Ronald and Marilyn Levenson, both in their 70s, wanted to retire in Highlands Ranch, where they had lived for 10 years with their three children, now grown.
But when it came time to downsize, the couple couldn’t find a place in their price range. They ended up with a condo in nearby Lone Tree, where prices for homes are typically higher than in Highlands Ranch, but more options in types of housing exist. In Highlands Ranch, homes tend to be geared toward families.
“There aren’t enough affordable condos that you can buy in Highlands Ranch — that’s the biggest mistake,” Marilyn, 71, said. “We didn’t want to move from this area.”
The Levensons represent a rapidly growing demographic in Highlands Ranch — the baby boomer and aging adult population who want to stay in the community but is finding the resources necessary to support them are scarce.
In 2014, the population of Highlands Ranch residents 65 years and older was 7.8 percent, slightly more than double the number from 2000, according to the U.S. Census. In 2014, countywide, the Census counted 9.9 percent of people 65 and older.
By 2030, the Douglas County Senior Initiative, a partnership of Douglas Countygovernment agencies that represents 302,000 citizens, projects that about one in four residents countywide will be 60 years or older — the nation’s most dramatic growth for that population.
But the amenities that make living easier for seniors — such as accessible and affordable transportation and affordable housing — are limited in Highlands Ranch and throughout Douglas County, according to a 2013 Douglas County Senior Initiative survey of 648 seniors age 56 and older.
“There are needs expressed across the entire population every time we do a survey,” said Jennifer Eby, Douglas County’s community and resource service manager. “They want to be able to age in place and have services available to make that possible.”
“Douglas County,” said Suzanne Hartley, 70, who moved to Highlands Ranch when she was about 34 years old, “isn’t prepared for us.”
Highlands Ranch seniors say they also need a dedicated space for recreational and social activities.
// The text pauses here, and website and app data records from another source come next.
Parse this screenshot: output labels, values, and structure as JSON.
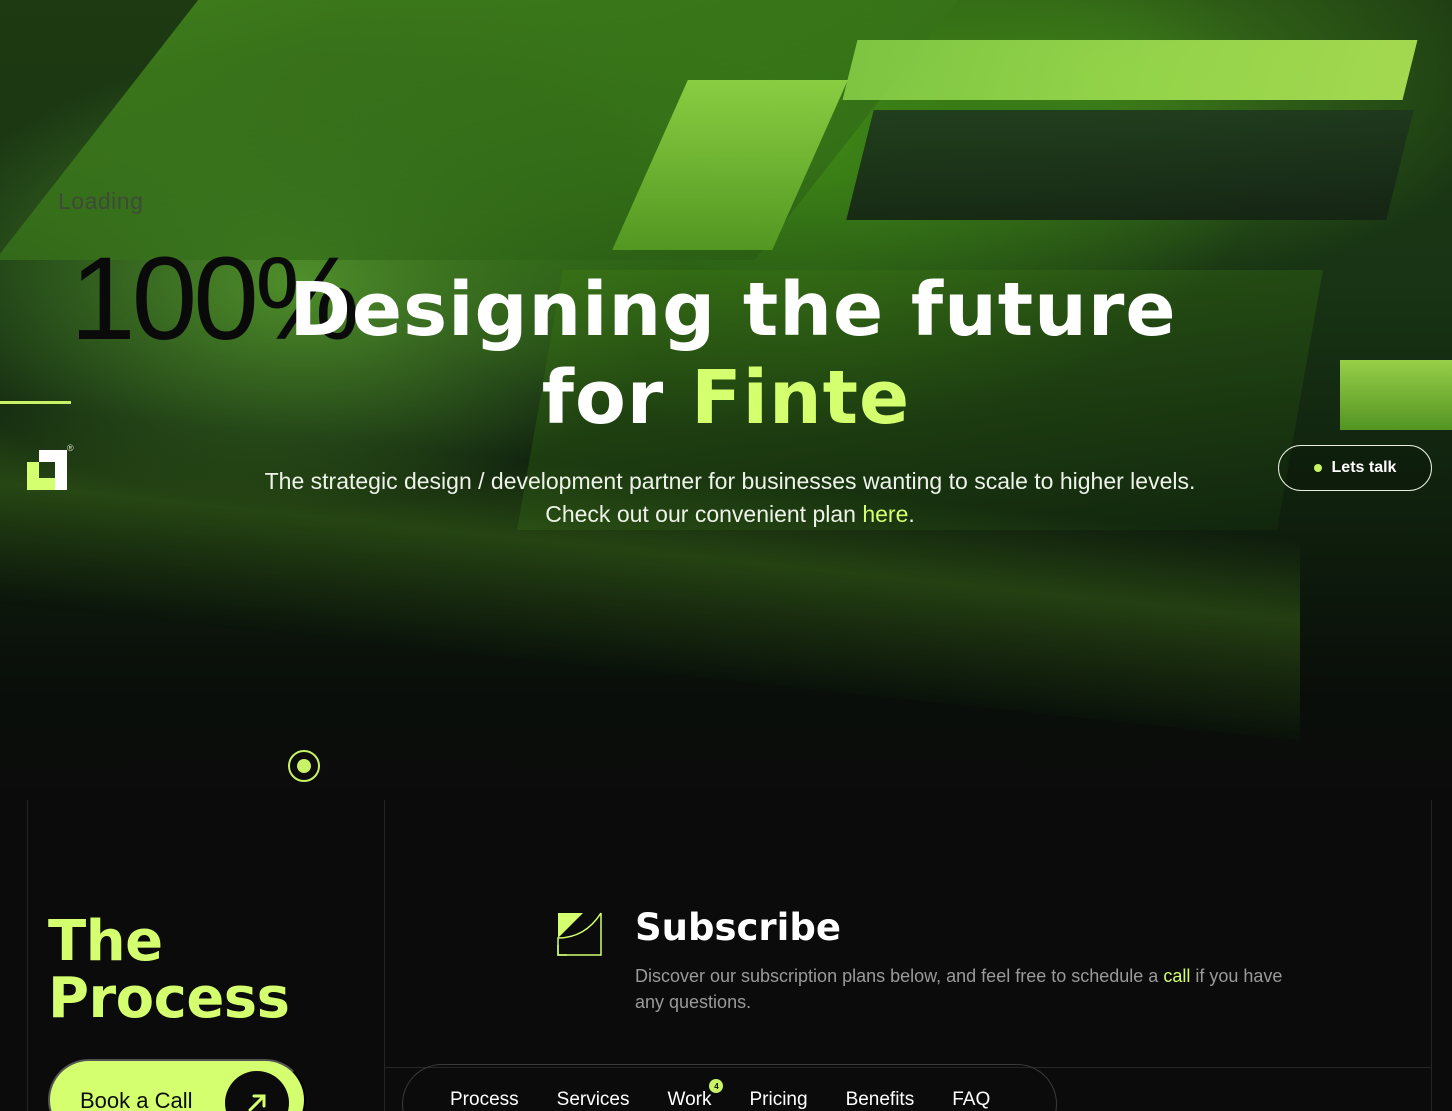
{
  "hero": {
    "loading_label": "Loading",
    "loading_percent": "100%",
    "title_line1": "Designing the future",
    "title_line2_prefix": "for",
    "title_line2_accent": "Finte",
    "subtitle_text": "The strategic design / development partner for businesses wanting to scale to higher levels. Check out our convenient plan",
    "subtitle_link": "here",
    "subtitle_end": ".",
    "lets_talk_label": "Lets talk",
    "brand_reg": "®"
  },
  "process": {
    "title_line1": "The",
    "title_line2": "Process",
    "book_call_label": "Book a Call"
  },
  "subscribe": {
    "title": "Subscribe",
    "desc_before": "Discover our subscription plans below, and feel free to schedule a",
    "desc_link": "call",
    "desc_after": "if you have any questions."
  },
  "nav": {
    "tabs": [
      {
        "label": "Process"
      },
      {
        "label": "Services"
      },
      {
        "label": "Work",
        "badge": "4"
      },
      {
        "label": "Pricing"
      },
      {
        "label": "Benefits"
      },
      {
        "label": "FAQ"
      }
    ]
  },
  "colors": {
    "accent": "#d4ff6e",
    "background": "#0b0b0b"
  },
  "icons": [
    "brand-logo-icon",
    "arrow-up-right-icon",
    "subscribe-icon",
    "scroll-indicator-icon"
  ]
}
Although the community has senior organizations that provide social interaction, such as a Senior Outreach Program, a Senior Club and a 50 and Better activity club, a senior center would create a place to grow and expand programs that would bring more seniors together, they say.
Experts in the gerontology field call the explosion in the aging population the “silver tsunami,” said Jodie McCann, senior outreach coordinator for the Highlands Ranch Metro District.
Hartley has seen the wave coming.
“I’ve noticed in the last (couple of) years that people are moving here and staying here,” Hartley said, “and people are coming here for family.”
That family draw, along with more and more adults who are “aging in place,” a term that describes seniors who can live independently on their own, are two primary reasons for the soaring senior populationin the county, Eby said.
Among McCann’s responsibilities is to educate aging adults on how to get involved and plan for the future.
“Don’t let aging happen to you,” she tells them. “Choose how you will happen to aging.”
But to do that well, the community needs supporting resources.
Highlands Ranch was planned to accommodate the family lifestyle, McCann said. And “what’s good for older people is also good for younger people.”